This is the 12th year that the Perth Institute of Contemporary Arts (PICA) has worked with the University of Western Australia (UWA) and the UWA Cultural Precinct to present the Schenberg Art Fellowship, the most significant award for emerging artists in Australia. Each year a recipient is chosen from PICA’s ‘Hatched: National Graduate Show’, which this year showcases the work of 24 of the most promising artists from Australia’s leading art schools and universities from every state and territory in Australia; displaying a broad range of contemporary practice including installations, audio/sound works, photography, sculpture, ceramics, textiles and media works, at PICA until 11 July 2021.

‘Being the recipient of this year’s Schenberg Art Fellowship is a really big honour and responsibility. I hope to use the money to help “pay the rent” for being a settler that benefits from living on stolen land and to account for all the ways that my practice is collaborative.’ — Yul Scarf.

Scarf is a multi-disciplinary artist motivated by radical political change who uses their practice to materialise queer politics, solidarity and humour and often works collaboratively to develop their themes and imagery. Scarf interrogates the role of clay in processes of colonisation through the medium of ceramics, allowing unceded earth, remnants of the early colony and contemporary culture to blur. In the space between the precarity and fixedness of ceramics, deeper truths about settler-colonial Australia materialise. Referencing the Morrison government’s 2020 economic stimulus program, HomeBuilder Scheme (rebuild or renovate) is a monument that declares its own instability. On top of a bed of 200-million-year-old Sydney, sandstone sits a hastily constructed tower of colonial bricks. 2020 (Still Digesting) is a series of plates decorated with QR codes that link viewers to artworks and articles resisting monumental racism. The back of each plate echoes the property mark of milk and beer bottles to state, ‘This Remains 100% Aboriginal Land’, speaking both to the clay of the plate and to the continent more broadly.

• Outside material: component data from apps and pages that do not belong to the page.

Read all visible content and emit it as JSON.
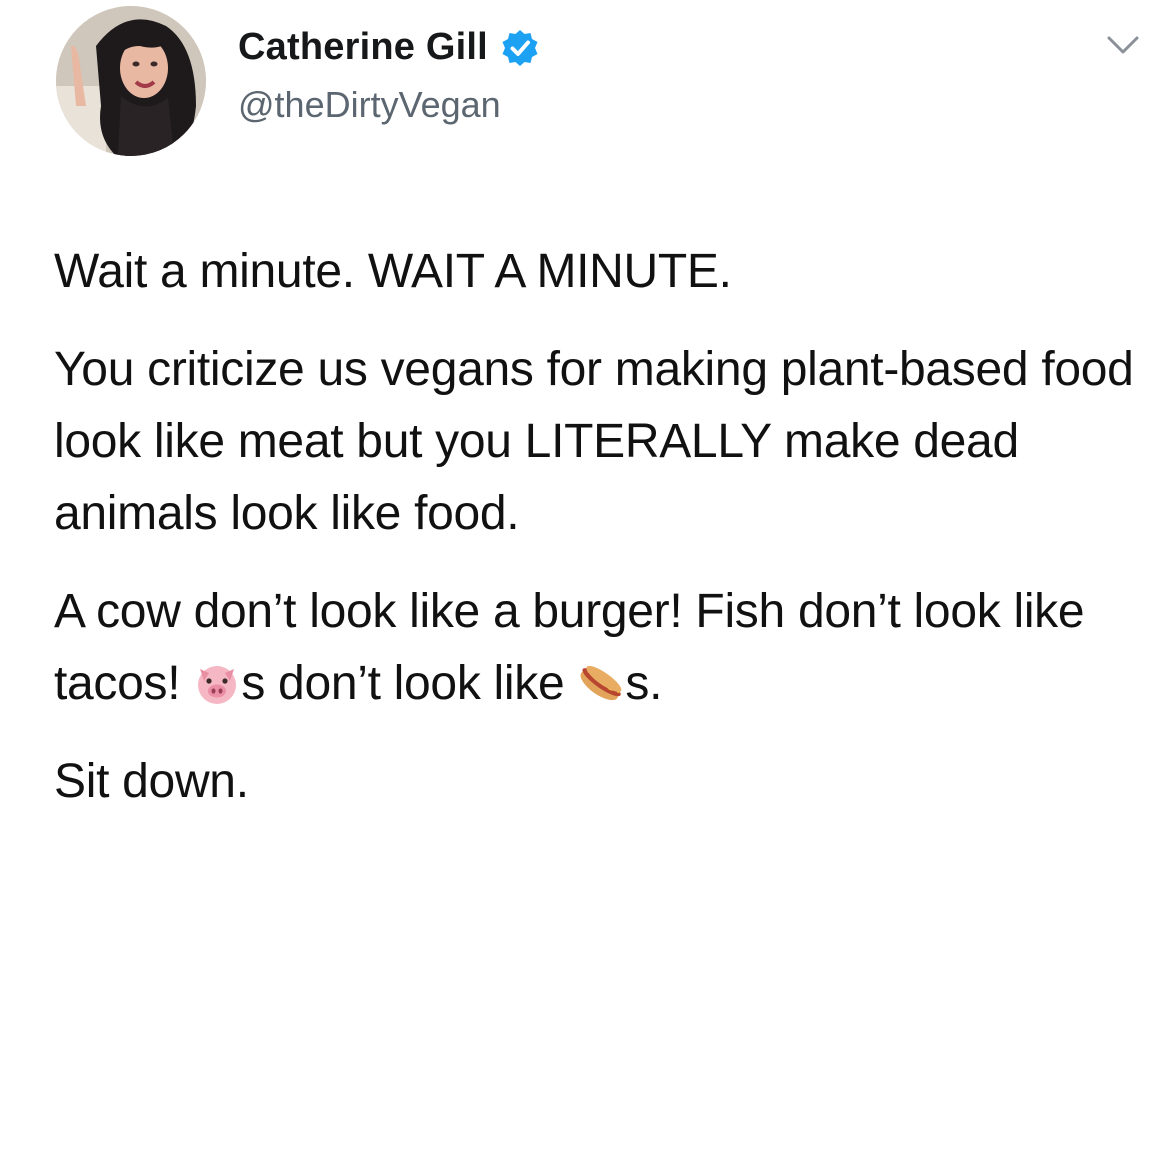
{
  "author": {
    "display_name": "Catherine Gill",
    "handle": "@theDirtyVegan",
    "verified": true,
    "avatar": "profile-photo"
  },
  "tweet": {
    "line1": "Wait a minute. WAIT A MINUTE.",
    "para2": "You criticize us vegans for making plant-based food look like meat but you LITERALLY make dead animals look like food.",
    "para3_part1": "A cow don’t look like a burger! Fish don’t look like tacos! ",
    "para3_part2": "s don’t look like ",
    "para3_part3": "s.",
    "para4": "Sit down.",
    "emoji_1": "pig-face-emoji",
    "emoji_2": "hot-dog-emoji"
  },
  "colors": {
    "verified_badge": "#1da1f2",
    "handle": "#5b6670",
    "text": "#111111"
  },
  "icons": {
    "menu_caret": "chevron-down-icon",
    "verified": "verified-badge-icon"
  }
}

Yul Scarf, HomeBuilder Scheme (new build or renovate), 2020. Photograph: Peter Morgan

‘Yul’s multi-dimensional work draws clever links between history, contemporary culture and activism in a way that encourages us to question the past and re-imagine our future. Through an expanded use of ceramics, installation and QR codes, the artist takes us on a compelling journey through time and space. The roles of clay and commemoration in Australian colonialism are explored and offered as powerful metaphors, all with gentle humour, intelligence and a sense of solidarity.’ — ‘Hatched’ 2021 judges: Amy Barrett-Lennard, PICA Director, Sally Quin, UWA Art Collection Curator, and Patrice Sharkey, ACE Open Artistic Director.

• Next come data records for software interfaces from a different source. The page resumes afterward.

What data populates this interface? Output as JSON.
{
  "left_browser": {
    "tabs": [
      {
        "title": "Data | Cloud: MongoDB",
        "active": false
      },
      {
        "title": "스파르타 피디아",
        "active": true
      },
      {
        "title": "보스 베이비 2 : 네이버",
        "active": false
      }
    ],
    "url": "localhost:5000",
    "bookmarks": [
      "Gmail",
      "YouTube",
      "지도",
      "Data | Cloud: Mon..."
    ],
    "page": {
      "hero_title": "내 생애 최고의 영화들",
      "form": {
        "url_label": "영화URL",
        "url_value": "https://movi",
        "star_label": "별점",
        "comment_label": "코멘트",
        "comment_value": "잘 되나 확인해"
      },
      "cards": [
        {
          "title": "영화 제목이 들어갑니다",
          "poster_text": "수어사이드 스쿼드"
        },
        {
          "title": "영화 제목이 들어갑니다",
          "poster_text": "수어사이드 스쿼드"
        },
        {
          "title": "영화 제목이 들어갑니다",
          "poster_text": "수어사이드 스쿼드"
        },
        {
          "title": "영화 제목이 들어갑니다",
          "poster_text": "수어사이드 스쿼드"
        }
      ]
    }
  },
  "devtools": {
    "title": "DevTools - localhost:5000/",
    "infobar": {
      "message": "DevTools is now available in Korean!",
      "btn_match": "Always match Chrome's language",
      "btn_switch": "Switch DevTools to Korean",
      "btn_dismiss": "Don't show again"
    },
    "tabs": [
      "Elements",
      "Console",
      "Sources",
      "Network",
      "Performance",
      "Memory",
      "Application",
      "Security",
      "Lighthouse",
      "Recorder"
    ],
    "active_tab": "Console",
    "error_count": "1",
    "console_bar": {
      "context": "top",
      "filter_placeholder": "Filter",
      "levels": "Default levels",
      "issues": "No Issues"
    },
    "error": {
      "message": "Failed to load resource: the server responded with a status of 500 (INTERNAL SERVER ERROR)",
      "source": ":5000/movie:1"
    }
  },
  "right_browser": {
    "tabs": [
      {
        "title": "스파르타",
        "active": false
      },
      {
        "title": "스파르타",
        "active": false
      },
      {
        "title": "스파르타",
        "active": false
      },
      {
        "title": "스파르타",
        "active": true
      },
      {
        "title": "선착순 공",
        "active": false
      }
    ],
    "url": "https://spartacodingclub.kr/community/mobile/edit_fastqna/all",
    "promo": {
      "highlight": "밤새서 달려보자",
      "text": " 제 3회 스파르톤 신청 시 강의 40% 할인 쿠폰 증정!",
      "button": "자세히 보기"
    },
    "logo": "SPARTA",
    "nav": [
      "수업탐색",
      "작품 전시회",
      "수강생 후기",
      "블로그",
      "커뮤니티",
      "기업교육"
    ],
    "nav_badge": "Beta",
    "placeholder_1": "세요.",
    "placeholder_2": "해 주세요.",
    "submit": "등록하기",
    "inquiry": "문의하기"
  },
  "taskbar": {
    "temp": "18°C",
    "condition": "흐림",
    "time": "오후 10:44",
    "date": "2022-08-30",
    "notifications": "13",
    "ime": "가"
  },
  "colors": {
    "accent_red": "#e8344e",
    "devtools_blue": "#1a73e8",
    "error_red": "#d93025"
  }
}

The judges also remarked at the high calibre of works in the 2021 exhibition and highly commended University of Tasmania graduate Hannah Foley (Bachelor of Fine Arts) for her work Breathing Backwards (2020) and Curtin University graduate Bradley Kickett (Bachelor of Arts, Fine Art) for his video piece Boundary Road (2020).

pica.org.au